After the Sutures or Staples Come Out

Once the sutures or staples are removed, desensitization can begin. This involves gently massaging, tapping, and rubbing your residual limb. Do this a few times each day. Desensitization helps prepare your limb for a prosthesis. It can also help relieve phantom pain and decrease phantom sensation. Wash your residual limb with plain soap and water, and gently pat dry. Do this at least once a day. And don't pick at scabs that form over your scar. Scabs may be gently loosened with warm, wet washcloths. While in the hospital, you'll learn about scar massage. Scar massage won't begin until the sutures or staples are out and the wound has completely healed.

Using a Shrinker Sock

After your wound has healed, you'll begin wearing a shrinker sock every day. This is a tapered sock that applies pressure to the bottom of your residual limb. The shrinker sock controls swelling. It also helps shape your limb to prepare for a prosthesis. You'll be taught how to use and clean your shrinker sock at home.

Notes for Family and Friends

Your family member or friend will have a lot to think about. You may be called on to serve as a helper, caregiver, or source of support.
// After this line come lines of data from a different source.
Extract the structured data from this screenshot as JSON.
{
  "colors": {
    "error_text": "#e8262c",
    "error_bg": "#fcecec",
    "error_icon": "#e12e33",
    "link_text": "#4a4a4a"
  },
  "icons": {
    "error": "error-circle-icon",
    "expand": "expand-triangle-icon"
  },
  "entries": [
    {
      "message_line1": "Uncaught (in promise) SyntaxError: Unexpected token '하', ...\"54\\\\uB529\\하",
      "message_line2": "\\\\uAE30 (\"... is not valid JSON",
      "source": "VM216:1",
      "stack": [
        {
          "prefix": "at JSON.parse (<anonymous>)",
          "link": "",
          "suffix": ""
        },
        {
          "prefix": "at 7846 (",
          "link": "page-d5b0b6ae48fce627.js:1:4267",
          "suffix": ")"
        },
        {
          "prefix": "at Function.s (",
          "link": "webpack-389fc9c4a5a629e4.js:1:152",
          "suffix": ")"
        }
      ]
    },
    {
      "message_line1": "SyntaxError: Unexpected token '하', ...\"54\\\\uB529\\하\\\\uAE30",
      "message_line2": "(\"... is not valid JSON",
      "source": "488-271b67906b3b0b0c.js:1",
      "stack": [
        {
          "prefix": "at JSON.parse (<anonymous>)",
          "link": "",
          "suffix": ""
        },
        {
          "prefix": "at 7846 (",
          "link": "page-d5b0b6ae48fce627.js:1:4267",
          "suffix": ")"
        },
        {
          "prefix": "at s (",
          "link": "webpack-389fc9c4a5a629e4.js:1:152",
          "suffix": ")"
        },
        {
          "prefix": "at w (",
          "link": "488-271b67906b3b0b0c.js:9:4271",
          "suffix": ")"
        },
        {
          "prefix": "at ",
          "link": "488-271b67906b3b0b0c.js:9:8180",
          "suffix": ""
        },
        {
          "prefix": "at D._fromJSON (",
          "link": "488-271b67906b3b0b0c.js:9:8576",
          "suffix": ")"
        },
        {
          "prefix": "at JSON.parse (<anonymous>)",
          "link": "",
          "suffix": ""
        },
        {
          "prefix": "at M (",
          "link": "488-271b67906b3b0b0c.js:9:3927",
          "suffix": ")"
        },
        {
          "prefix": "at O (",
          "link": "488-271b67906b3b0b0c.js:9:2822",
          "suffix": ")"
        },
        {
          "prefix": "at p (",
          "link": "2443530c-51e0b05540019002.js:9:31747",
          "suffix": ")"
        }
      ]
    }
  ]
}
Here are some ways you can help:

  • Learn about wound care, residual limb care, and shrinker sock care.

  • Offer to help with desensitization. Your family member may have trouble reaching the back of his or her residual limb.

  • Be patient and supportive. Remember that your family member needs to be fully involved in self-care.

When to Call the Surgeon

While the wound is healing, watch closely for signs of infection or other problems. Call the surgeon right away if you notice:

  • Wound or residual limb has a bad smell.

  • Cast or dressing loosens or falls off.

  • Area around wound is warm or hot, or becomes red or swollen.

  • Pus or yellow drainage from the wound, or thick discharge that is brownish gray.

  • Wound reopens for any reason.

  • Sudden increase in pain or severe tenderness.

  • Fever of 100.4ºF or higher.

Date Last Reviewed: 2006-12-31T00:00:00-07:00

Date Last Modified: